What needs to be done -> Please filter the data down to the lines that include the word "icon" and copy them.

Exercise input ->
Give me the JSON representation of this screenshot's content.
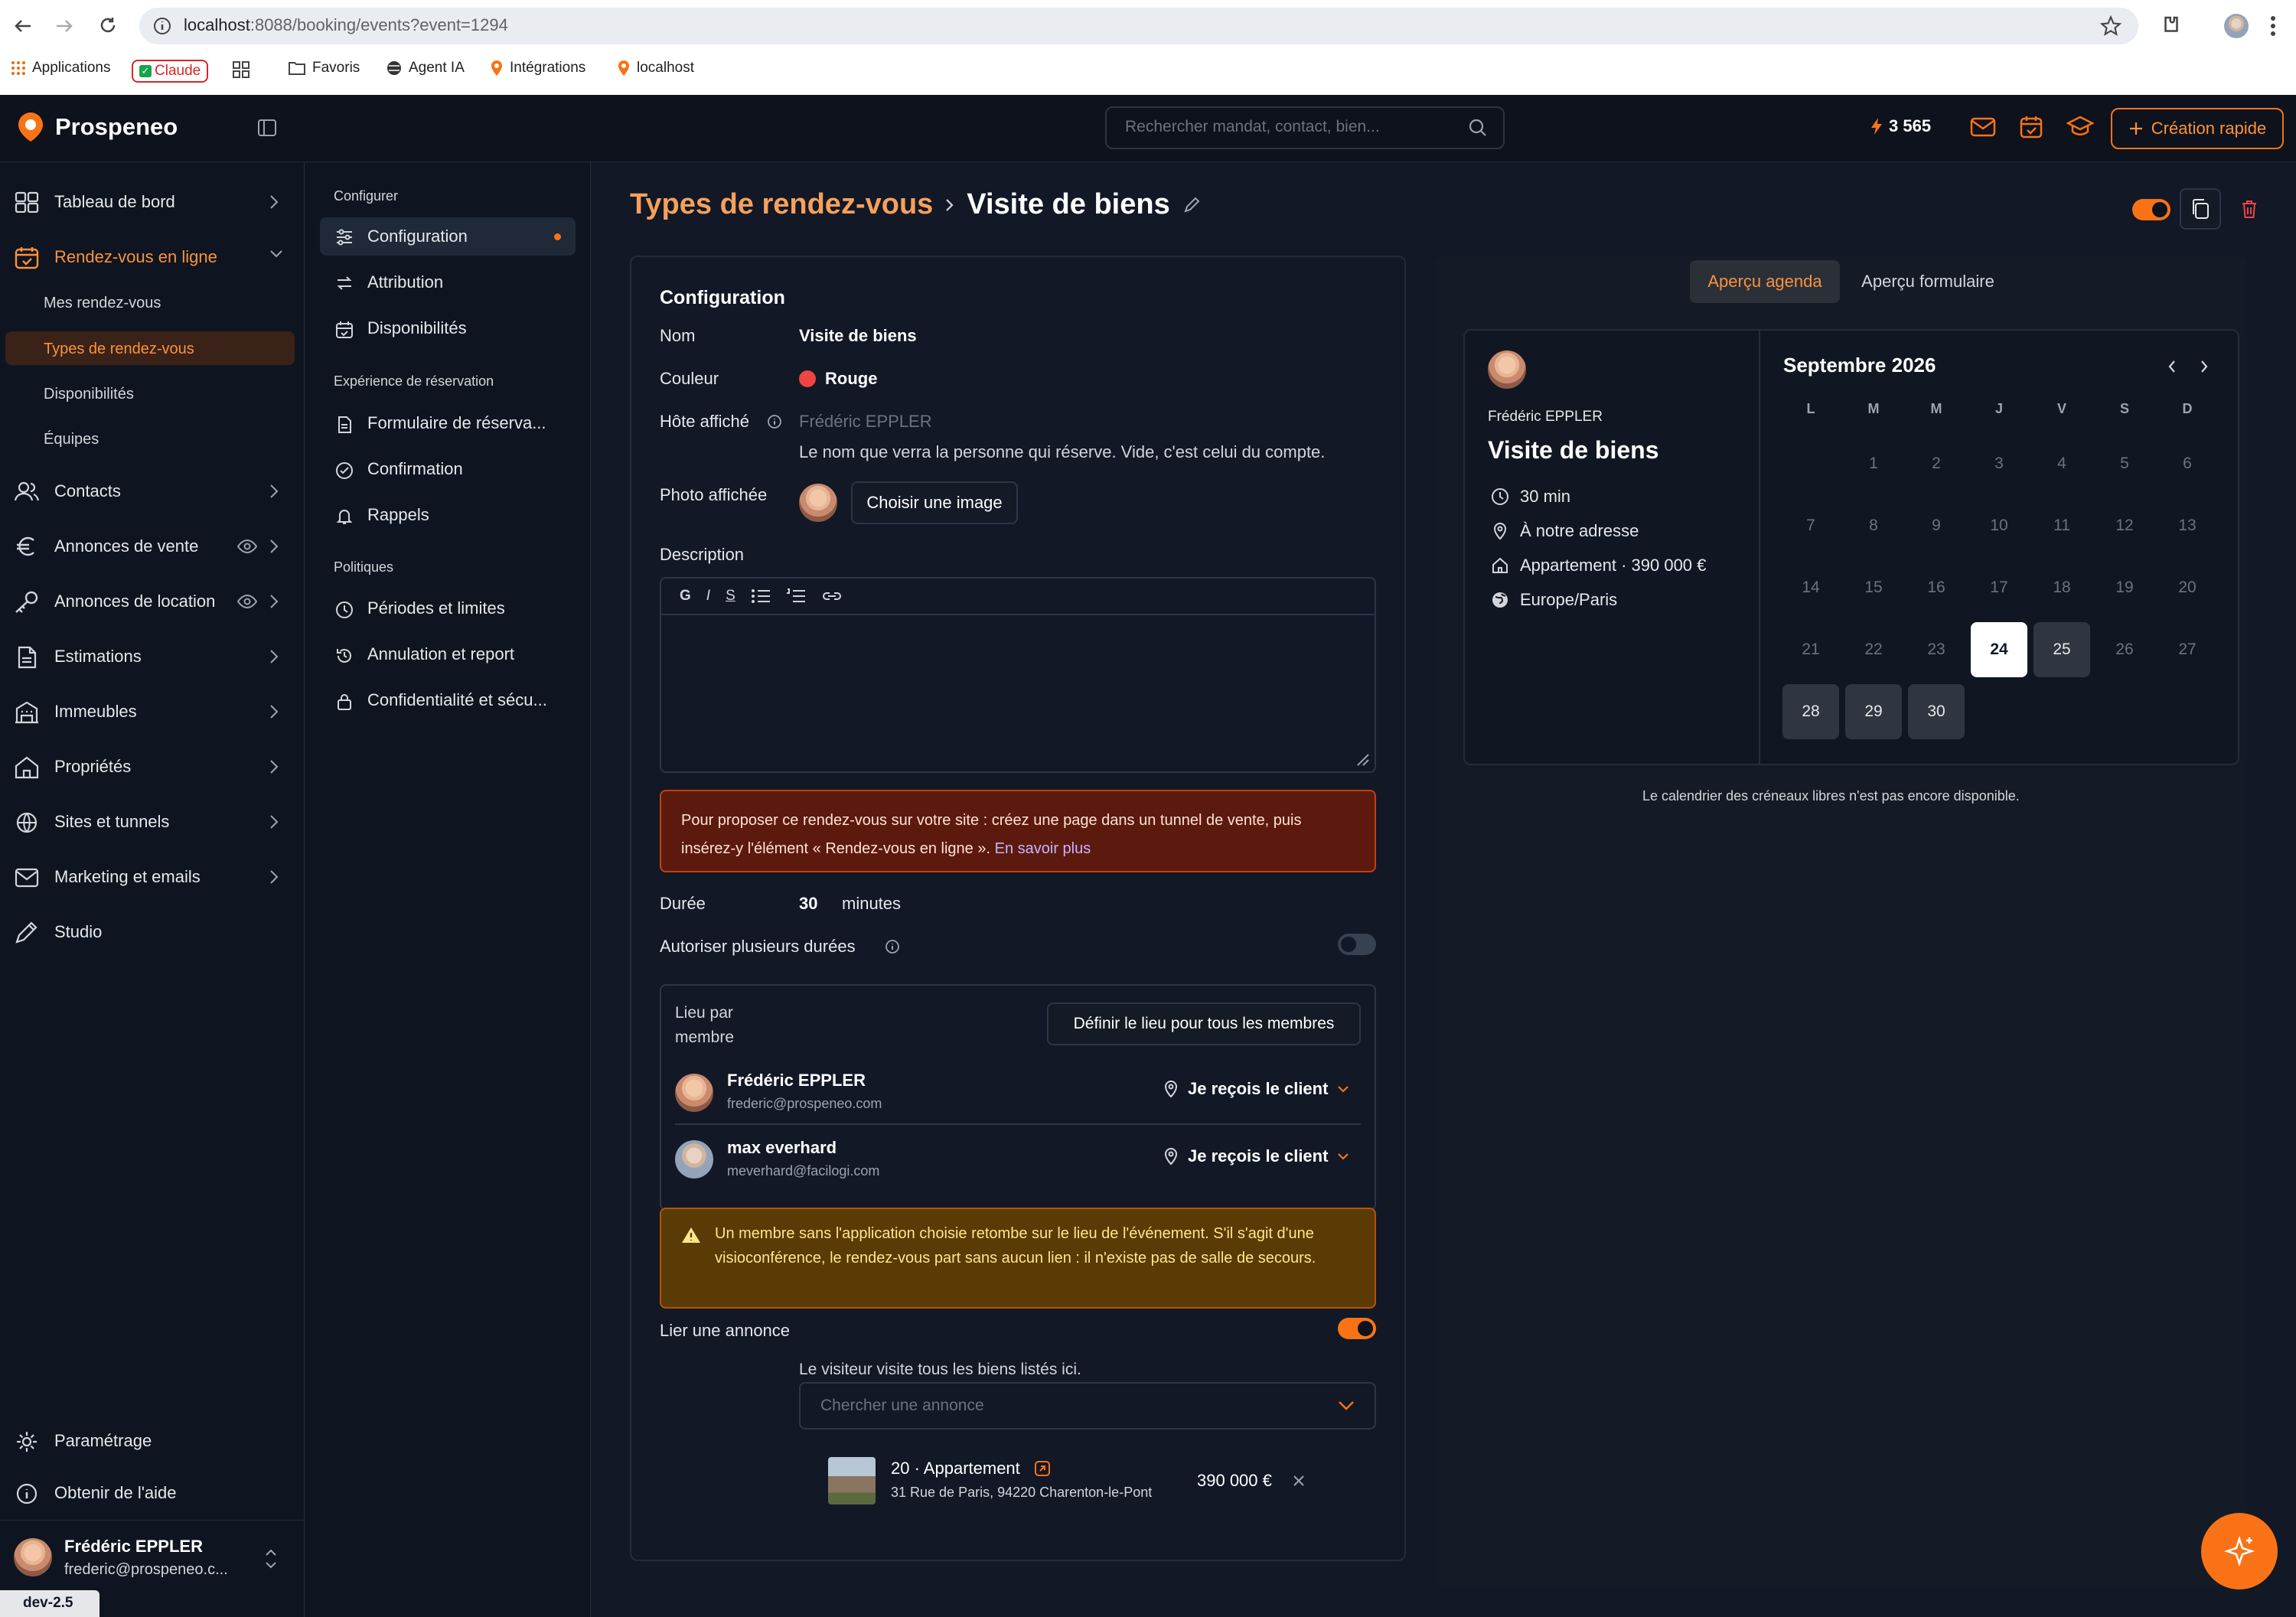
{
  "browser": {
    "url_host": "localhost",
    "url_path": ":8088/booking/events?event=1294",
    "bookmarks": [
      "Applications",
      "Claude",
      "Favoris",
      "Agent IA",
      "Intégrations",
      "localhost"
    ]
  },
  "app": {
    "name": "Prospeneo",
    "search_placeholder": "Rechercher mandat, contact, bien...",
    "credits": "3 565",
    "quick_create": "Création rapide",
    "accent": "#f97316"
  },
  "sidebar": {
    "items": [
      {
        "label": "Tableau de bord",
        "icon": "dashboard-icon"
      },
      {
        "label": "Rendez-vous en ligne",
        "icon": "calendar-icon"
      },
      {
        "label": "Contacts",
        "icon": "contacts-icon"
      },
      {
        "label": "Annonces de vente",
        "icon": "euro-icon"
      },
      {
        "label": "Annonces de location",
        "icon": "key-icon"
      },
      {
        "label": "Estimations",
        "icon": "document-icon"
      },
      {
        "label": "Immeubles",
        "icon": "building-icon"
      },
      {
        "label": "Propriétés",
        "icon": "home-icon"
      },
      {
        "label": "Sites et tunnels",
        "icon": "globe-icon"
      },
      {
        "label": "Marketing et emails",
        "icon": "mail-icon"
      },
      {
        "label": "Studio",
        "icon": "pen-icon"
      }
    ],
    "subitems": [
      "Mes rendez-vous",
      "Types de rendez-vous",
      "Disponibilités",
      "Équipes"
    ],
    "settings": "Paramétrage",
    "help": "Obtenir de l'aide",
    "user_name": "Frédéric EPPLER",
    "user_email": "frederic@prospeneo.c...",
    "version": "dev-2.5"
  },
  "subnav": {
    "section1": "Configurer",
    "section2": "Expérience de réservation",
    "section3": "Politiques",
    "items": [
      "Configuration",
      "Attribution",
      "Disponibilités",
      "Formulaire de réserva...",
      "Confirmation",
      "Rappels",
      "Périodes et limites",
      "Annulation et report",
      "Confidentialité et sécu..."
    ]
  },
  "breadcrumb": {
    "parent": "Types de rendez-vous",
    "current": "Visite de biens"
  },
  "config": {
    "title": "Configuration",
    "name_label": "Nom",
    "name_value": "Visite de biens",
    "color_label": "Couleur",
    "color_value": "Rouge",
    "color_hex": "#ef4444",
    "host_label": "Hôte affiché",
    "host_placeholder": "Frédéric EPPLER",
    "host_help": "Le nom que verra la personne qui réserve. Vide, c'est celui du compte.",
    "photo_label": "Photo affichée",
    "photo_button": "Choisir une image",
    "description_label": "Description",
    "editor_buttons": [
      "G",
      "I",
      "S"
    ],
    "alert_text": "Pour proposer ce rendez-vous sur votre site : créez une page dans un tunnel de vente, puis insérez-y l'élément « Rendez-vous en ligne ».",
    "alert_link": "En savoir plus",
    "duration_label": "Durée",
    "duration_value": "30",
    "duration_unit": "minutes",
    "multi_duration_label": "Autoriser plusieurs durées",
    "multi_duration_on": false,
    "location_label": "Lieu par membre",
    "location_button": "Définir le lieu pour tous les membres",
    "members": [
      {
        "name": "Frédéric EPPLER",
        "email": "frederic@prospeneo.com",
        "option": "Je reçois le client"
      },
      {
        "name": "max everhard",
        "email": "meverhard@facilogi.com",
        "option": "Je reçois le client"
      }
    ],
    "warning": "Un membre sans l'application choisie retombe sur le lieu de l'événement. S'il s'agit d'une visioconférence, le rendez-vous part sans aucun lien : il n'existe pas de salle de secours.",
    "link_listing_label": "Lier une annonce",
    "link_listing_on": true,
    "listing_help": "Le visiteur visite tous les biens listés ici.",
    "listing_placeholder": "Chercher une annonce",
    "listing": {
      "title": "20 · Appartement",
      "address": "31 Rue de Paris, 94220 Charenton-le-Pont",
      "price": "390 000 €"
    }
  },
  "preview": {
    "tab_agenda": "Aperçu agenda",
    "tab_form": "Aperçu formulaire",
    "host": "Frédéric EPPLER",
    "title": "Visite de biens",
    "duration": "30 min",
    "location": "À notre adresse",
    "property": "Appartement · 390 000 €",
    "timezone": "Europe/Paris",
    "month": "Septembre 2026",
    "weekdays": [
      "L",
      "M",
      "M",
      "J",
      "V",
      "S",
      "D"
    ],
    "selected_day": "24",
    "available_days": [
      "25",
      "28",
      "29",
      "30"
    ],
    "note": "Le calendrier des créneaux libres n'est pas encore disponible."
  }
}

Response to the task ->
        "icon": "dashboard-icon"
        "icon": "calendar-icon"
        "icon": "contacts-icon"
        "icon": "euro-icon"
        "icon": "key-icon"
        "icon": "document-icon"
        "icon": "building-icon"
        "icon": "home-icon"
        "icon": "globe-icon"
        "icon": "mail-icon"
        "icon": "pen-icon"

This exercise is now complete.